Again amazed at their fixed attention, we had more Storytime by reading Old Hat, New Hat and Ten Apples Up on Top. After the latter, we talked about balance. I showed some pictures of women in Ghana balancing giant loads on their heads. We got some Large Motor movement going when we tried balancing on one foot. Here, I thought it would be adorable to do some preschool yoga! I never planned it out... but it still sounds adorable. We then had a "balancing race" by running around the room with pillows on our heads.

We did these delightful hat puzzles, talking about how different professions wear different hats. Then, I thought it would be fun to end by telling the Caps for Sale story again but this time with story bracelets. Elin blogged about them here; they "bought" pipe cleaners and beads for 2 cents and then I walked them back through the story, using different beads to represent a person, thing, or event. I knew this might be a little complicated for the group. I already had the beads divided into individual bowls and had them look for each bead as we got to it in the story. Perhaps I should have kept all the beads myself and handed each out at the appropriate part in the story? It worked out as it was; the younger two charged ahead and started stringing the beads in any order as I talked through the monkey tale once more. The older two somewhat followed along with me, pulling out the beads as I talked about them but not necessarily waiting to string them in the right order. No worries: the kids seemed to enjoy the activity, everyone was able to string the beads, and it provided an opportunity to talk about letters, colors, and symbols. Here's the gist of the story.

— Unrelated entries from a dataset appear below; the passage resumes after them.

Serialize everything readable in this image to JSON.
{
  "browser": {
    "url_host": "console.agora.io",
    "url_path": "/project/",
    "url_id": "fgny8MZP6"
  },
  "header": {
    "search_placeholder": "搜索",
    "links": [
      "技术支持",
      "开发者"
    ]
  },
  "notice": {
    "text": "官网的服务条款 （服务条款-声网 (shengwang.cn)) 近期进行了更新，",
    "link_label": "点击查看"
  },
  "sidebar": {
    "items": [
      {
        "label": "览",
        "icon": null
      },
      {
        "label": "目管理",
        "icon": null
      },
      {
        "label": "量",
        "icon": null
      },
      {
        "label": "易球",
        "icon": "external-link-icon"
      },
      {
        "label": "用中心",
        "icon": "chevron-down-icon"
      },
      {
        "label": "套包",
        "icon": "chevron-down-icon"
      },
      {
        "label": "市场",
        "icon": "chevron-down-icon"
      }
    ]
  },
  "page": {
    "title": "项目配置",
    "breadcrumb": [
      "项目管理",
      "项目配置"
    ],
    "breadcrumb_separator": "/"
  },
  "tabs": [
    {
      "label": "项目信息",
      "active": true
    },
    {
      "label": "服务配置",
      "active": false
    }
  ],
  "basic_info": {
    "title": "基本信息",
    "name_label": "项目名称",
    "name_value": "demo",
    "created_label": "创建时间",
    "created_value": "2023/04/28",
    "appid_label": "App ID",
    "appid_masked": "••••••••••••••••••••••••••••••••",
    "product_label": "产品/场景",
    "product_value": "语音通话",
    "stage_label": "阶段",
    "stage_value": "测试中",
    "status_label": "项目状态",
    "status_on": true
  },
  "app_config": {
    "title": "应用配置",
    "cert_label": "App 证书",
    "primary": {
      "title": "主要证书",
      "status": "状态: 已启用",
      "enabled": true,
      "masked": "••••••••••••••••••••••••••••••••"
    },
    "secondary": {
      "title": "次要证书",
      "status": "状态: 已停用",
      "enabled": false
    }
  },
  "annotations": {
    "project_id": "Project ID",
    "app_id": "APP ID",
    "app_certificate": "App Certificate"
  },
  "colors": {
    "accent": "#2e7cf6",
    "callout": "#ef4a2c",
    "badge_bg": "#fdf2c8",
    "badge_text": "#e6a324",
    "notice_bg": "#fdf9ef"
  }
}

To cap it all off (see what I did there?), we decorated dollar store caps. I was going for an open-ended, simple craft. They bedazzled their hats with gems, feathers, pom-poms, and buttons while I scurried around hot gluing the treasures into place. I ditched the fabric paint last minute; we were short on time, and I felt under-prepared to prevent painting their clothes along with the hats.

I had a great time with the peddler, his caps, and some monkey business. I hope the kids did, too.

Caps for Sale Story Bracelet

Once there was a peddler (“P” bead) who sold caps. First he had his own checked cap, then the gray caps (gray bead), brown caps (brown bead), blue caps (blue bead), and red caps on the very top (red bead). He walked up and down the streets calling “Caps! Caps for sale! Fifty cents a cap!” One day he couldn’t sell any caps and went for a walk in the country until he came to a nice big tree (green, leafy bead). “That’s a nice place for a rest,” thought he. So he went to sleep (“Z” bead). But when he woke up, all his caps were gone except his own checked cap (“O” bead… as in zero caps. Too much of a stretch?). He looked into the tree. And what do you think he saw? On every branch sat a monkey and on every monkey was a cap (“M” bead). 

The peddler shook his finger at the monkeys (index finger bead). “You monkeys, you, you give me back my caps.” But the monkeys only shook their fingers back at him and said, “tsz, tsz, tsz.”  This made the peddler angry, so he shook his hands at them (fist bead) and said, “You monkeys, you!  You give me back my caps.” But the monkeys only shook their hands back at him and said, “tsz, tsz, tsz.” This made the peddler very angry, so he stamped his feet at them (foot bead) and said, “You monkeys, you!  You give must give me back my caps!” But the monkeys only shook their hands back at him and said, “tsz, tsz, tsz.”

The peddler was so angry (“P” bead) that he took off his own cap, threw it on the ground, and began to walk away. But then, all the monkeys (“M” bead) took their caps and threw them out of the tree. So, the peddler (“P” bead) picked up the caps and began to stack them on his head: first own checked cap, then the gray caps (gray bead), brown caps (brown bead), blue caps (blue bead), and red caps on the very top (red bead). Very slowly, he walked back to town calling, “Caps! Caps for sale! Fifty cents a cap!”

(SourPatch's bracelet with creative ordering. I apparently didn't keep my original bracelet that followed the story sequentially. Sorry!)